If a plant can’t germinate, it’s heading for extinction. For many tropical trees, conditions could soon become too hot to procreate.
LONDON, 14 July, 2020 – There could soon be real trouble for tropical trees and other plants. As global average temperatures rise, in response to ever more profligate use of fossil fuels, it may for some species become too hot to successfully germinate.
The foliage most at risk from this thermal barrier to reproduction is certain to be in the tropics, where tens of thousands of plant species have already adapted to very nearly the limits of their tolerance.
Australian researchers report in the journal Global Ecology and Biogeography that they looked at 9,737 records for 1,312 species worldwide from the Kew Gardens’ global germination database, to work out the temperature ranges that suit germination.
They report that the closer to the equator, the more the risk that by 2070 temperatures could rise high enough to exceed the ceiling below which germination is possible.
More than half of all the tropical seedlings tested – 79 out of 142 – would experience temperatures higher than the optimum for breeding. And 41 out of 190 would meet temperatures that would be higher than the maximum at which seeds would germinate.
“These plants are more at risk because they are near their upper limits. So even a small increase in temperature from climate change could push them over the edge,” said Alexander Sentinella, of the University of New South Wales, who led the study.
“The figures are quite shocking because by 2070 more than 20% of tropical plant species, we predict, will face temperatures above their upper limit, which means they won’t germinate, and so can’t survive.”
The world’s tropical forests are already in trouble. Altogether there could be three trillion trees on the planet, and humans are already removing 15 billion a year. The richest habitats are in the tropics.
There could be 40,000 species of tree that flourish in the equatorial forests, and half of these have already been pronounced threatened. The hot moist forests provide cover for myriad smaller shrubs and plants under the canopy, and they flourish alongside a mosaic of wetland and grassland habitats to support some of the richest biodiversity on the planet.
The forests and the plants in them absorb a high proportion of the extra carbon dioxide emitted from power station and vehicle exhausts, they serve as a sponge to store rainy season water, and they recycle the planet’s oxygen. They are under increasing stress from human exploitation and climate change.
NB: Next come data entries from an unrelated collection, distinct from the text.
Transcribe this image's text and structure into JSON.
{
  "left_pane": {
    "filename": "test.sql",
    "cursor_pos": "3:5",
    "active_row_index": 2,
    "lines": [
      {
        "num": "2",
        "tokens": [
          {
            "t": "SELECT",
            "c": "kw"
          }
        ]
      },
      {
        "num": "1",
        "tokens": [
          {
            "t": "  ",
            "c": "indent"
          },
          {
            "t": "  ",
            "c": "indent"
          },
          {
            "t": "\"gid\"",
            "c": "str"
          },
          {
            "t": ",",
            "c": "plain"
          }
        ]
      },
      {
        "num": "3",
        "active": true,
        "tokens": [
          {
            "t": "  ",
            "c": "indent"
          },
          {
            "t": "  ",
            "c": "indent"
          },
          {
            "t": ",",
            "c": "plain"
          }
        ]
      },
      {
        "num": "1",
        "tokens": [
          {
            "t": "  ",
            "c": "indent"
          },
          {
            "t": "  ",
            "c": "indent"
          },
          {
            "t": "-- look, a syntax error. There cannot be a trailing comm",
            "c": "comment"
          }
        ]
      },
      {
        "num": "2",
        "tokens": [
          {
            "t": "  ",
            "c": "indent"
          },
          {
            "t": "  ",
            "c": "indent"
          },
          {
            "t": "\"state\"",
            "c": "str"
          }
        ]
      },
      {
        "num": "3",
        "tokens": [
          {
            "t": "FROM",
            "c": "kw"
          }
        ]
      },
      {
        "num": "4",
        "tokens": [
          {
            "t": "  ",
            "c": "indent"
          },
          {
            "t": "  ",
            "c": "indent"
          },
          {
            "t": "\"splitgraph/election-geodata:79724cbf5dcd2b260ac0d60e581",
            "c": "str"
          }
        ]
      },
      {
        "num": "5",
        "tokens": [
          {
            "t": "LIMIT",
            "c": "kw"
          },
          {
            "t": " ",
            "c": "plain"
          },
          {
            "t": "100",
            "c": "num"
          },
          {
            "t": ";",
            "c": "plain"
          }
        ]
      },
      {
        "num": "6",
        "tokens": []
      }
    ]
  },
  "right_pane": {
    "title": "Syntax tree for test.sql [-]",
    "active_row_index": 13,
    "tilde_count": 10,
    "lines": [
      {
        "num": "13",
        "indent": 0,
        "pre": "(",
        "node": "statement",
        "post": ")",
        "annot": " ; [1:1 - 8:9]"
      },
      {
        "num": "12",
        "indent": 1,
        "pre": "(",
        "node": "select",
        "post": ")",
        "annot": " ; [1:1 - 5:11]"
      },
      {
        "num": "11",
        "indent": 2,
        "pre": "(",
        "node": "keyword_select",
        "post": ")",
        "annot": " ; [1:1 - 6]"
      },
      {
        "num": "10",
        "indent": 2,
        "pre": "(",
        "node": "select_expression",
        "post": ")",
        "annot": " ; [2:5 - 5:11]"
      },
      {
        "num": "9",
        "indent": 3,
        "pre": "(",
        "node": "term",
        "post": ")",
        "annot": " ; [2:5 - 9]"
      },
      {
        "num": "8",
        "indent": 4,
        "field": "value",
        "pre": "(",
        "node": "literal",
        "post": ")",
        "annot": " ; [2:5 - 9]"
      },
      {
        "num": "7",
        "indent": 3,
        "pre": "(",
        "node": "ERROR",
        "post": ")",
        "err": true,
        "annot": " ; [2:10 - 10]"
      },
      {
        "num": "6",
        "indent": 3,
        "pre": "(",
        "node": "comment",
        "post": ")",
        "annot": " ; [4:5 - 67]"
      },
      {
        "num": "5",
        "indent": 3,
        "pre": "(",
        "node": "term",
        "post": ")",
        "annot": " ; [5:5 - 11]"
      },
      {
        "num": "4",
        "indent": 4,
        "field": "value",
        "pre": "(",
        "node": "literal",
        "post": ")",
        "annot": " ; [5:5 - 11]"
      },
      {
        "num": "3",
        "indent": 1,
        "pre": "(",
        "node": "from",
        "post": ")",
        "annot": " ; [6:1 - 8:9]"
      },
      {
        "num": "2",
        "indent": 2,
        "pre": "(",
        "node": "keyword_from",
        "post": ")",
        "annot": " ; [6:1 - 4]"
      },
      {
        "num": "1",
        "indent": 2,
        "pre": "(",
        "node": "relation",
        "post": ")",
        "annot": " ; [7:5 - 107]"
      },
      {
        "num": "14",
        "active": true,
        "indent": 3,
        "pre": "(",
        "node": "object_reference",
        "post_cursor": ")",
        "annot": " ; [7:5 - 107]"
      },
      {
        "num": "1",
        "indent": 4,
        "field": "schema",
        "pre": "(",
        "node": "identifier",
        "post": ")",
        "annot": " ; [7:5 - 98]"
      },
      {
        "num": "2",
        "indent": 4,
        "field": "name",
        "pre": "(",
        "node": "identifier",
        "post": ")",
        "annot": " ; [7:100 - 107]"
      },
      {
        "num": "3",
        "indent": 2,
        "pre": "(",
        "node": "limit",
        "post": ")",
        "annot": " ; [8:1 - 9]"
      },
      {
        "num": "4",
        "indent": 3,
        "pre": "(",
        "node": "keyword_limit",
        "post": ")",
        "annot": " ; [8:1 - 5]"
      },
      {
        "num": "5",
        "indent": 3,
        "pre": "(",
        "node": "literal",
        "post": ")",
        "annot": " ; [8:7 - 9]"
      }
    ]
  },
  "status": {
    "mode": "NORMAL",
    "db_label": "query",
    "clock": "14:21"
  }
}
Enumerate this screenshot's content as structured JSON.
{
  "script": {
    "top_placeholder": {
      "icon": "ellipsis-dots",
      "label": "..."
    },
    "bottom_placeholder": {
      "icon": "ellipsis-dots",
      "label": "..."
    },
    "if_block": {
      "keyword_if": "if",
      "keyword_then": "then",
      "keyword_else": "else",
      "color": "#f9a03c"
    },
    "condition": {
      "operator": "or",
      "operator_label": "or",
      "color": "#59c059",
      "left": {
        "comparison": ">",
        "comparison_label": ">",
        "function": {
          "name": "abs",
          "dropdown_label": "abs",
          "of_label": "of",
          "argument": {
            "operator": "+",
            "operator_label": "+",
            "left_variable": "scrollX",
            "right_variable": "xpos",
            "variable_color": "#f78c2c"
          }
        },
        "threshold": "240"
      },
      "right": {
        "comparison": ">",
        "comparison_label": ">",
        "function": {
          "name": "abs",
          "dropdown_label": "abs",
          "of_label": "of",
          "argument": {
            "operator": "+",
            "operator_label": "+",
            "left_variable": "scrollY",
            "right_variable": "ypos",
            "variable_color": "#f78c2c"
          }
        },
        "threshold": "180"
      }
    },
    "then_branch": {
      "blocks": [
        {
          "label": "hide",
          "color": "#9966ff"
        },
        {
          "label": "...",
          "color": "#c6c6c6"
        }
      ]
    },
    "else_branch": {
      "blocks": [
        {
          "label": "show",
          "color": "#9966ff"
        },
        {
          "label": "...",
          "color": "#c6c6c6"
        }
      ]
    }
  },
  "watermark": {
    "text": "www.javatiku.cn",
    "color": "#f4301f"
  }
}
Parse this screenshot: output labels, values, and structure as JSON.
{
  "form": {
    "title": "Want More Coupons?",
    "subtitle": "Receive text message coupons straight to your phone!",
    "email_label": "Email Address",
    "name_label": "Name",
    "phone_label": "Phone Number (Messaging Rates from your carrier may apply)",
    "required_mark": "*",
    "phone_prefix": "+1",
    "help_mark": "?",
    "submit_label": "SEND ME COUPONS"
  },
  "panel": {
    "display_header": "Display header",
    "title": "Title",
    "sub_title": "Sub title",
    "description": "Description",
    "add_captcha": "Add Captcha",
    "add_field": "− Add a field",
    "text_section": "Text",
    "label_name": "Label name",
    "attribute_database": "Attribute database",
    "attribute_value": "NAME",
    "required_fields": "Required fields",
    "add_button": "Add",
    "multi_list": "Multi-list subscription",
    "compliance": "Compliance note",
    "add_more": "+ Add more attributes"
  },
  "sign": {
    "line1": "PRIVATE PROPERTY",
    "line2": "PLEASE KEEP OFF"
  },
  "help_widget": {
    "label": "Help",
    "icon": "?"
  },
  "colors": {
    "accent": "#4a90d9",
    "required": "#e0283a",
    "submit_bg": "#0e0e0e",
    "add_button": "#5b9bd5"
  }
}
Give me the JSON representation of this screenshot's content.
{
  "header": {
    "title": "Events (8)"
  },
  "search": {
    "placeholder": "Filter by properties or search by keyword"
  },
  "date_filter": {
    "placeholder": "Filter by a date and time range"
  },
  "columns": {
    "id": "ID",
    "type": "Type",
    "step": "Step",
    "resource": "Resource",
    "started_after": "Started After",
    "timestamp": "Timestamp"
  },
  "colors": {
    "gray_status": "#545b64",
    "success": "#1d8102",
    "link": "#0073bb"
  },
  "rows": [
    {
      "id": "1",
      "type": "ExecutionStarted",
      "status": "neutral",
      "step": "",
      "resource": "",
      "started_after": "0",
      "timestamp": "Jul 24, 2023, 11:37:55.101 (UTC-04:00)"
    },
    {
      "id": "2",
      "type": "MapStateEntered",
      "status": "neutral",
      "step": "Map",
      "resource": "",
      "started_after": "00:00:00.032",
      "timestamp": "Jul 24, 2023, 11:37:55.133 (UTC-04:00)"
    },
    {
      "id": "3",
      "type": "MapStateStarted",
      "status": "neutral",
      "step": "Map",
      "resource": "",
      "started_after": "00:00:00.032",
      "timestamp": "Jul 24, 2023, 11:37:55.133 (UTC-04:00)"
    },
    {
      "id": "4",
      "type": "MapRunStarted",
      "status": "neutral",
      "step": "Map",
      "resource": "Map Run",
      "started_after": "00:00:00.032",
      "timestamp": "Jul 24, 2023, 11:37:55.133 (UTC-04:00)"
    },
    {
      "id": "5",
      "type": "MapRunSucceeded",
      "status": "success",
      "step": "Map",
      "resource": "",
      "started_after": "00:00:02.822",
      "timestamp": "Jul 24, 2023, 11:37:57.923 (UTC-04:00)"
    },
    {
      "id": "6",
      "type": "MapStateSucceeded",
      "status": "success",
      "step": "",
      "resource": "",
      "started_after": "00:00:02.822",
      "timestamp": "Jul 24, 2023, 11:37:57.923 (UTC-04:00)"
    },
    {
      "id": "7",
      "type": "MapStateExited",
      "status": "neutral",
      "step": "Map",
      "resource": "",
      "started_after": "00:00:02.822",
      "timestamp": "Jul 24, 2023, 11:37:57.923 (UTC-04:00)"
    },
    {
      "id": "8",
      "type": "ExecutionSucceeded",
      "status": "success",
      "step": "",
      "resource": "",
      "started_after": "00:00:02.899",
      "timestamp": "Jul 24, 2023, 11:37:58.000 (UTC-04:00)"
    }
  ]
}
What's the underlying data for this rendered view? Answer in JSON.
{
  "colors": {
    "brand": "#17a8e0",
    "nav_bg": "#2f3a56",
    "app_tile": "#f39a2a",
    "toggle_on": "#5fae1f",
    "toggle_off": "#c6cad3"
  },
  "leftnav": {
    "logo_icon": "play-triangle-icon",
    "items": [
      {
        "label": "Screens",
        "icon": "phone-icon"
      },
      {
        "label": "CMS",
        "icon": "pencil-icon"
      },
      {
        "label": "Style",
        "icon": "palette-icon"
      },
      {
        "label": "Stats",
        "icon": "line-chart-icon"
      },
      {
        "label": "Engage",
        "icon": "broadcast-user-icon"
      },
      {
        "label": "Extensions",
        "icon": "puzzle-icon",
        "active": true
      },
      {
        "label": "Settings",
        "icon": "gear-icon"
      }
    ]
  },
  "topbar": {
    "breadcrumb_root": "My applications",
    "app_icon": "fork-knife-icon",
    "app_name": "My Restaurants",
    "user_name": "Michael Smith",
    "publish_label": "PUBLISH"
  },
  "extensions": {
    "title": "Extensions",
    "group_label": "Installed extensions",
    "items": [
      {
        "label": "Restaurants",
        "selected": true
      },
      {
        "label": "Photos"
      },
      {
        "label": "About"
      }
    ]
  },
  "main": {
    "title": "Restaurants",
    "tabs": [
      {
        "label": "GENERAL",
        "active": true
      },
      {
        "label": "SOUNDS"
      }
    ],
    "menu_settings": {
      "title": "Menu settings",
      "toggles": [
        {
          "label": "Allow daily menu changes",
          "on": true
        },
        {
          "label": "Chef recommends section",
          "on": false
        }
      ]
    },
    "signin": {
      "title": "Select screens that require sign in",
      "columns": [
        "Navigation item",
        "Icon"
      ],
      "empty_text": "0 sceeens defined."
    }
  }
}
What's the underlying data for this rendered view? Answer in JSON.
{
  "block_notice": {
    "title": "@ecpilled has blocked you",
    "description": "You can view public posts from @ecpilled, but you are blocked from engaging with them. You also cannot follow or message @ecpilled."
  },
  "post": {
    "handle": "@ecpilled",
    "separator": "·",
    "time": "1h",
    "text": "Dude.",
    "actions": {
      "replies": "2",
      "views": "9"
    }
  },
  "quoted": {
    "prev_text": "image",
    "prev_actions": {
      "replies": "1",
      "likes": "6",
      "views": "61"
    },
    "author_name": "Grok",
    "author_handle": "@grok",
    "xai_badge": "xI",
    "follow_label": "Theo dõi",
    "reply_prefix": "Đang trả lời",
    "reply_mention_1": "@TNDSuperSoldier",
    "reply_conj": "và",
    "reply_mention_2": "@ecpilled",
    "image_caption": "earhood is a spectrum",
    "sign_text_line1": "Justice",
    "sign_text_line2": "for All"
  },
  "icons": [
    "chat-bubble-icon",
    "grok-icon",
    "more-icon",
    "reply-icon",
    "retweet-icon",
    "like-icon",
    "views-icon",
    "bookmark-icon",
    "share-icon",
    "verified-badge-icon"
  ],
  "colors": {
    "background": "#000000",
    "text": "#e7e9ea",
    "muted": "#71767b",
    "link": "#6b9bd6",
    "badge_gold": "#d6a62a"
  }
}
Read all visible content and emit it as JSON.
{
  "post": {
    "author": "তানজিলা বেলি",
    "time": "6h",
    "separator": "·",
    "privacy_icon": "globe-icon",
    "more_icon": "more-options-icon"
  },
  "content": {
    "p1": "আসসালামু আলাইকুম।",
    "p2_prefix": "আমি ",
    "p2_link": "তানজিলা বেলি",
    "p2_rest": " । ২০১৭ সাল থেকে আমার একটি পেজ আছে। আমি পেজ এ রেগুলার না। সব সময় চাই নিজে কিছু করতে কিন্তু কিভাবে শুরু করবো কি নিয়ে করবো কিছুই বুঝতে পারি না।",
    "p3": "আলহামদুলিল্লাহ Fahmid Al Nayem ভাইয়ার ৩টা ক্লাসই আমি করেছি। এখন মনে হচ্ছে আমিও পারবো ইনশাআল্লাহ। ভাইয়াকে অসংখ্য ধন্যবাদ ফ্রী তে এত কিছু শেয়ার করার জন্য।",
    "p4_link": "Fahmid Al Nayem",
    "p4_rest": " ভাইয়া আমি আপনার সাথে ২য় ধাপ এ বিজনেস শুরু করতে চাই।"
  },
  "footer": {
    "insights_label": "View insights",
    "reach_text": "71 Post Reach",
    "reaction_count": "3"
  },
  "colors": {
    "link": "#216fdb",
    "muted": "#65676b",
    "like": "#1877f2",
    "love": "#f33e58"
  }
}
“These plants are more at risk because they are near their upper limits. So even a small increase in temperature from climate change could push them over the edge”
Higher temperatures mean greater extremes of windstorm that can severely damage whole forests; higher temperatures mean more intense droughts and greater fire hazard; climate change has begun to alter the mix, variety and abundance of tree species both in the tropics and worldwide; and where they can, tropical species have already begun to colonise higher ground to stay within suitable temperature boundaries.
So the realisation that plant species – like animals on land and fish in the oceans – may be most vulnerable at a key moment of the life cycle is even more bad news. Many species will still be able to reproduce, but if they have already gone beyond the optimum for germination, then the success rate will be smaller.
The news on a global scale is more encouraging: the researchers found that 95% of species at latitudes higher than 45° could actually benefit from global warming, because temperatures could shift more closely to the optimum for many temperate and cool zone plants. And some plant species may evolve as temperatures rise. But many will not adapt in time to rapidly-rising global temperatures.
“There are almost 400,000 plant species worldwide – so we would expect a number of them to fail to germinate between now and 2070,” Sentinella said.
“Humans have known about the dangers of climate change for decades, and we already have the answers to tackle it. Hopefully, our study will encourage people and policymakers to take action now.” – Climate News Network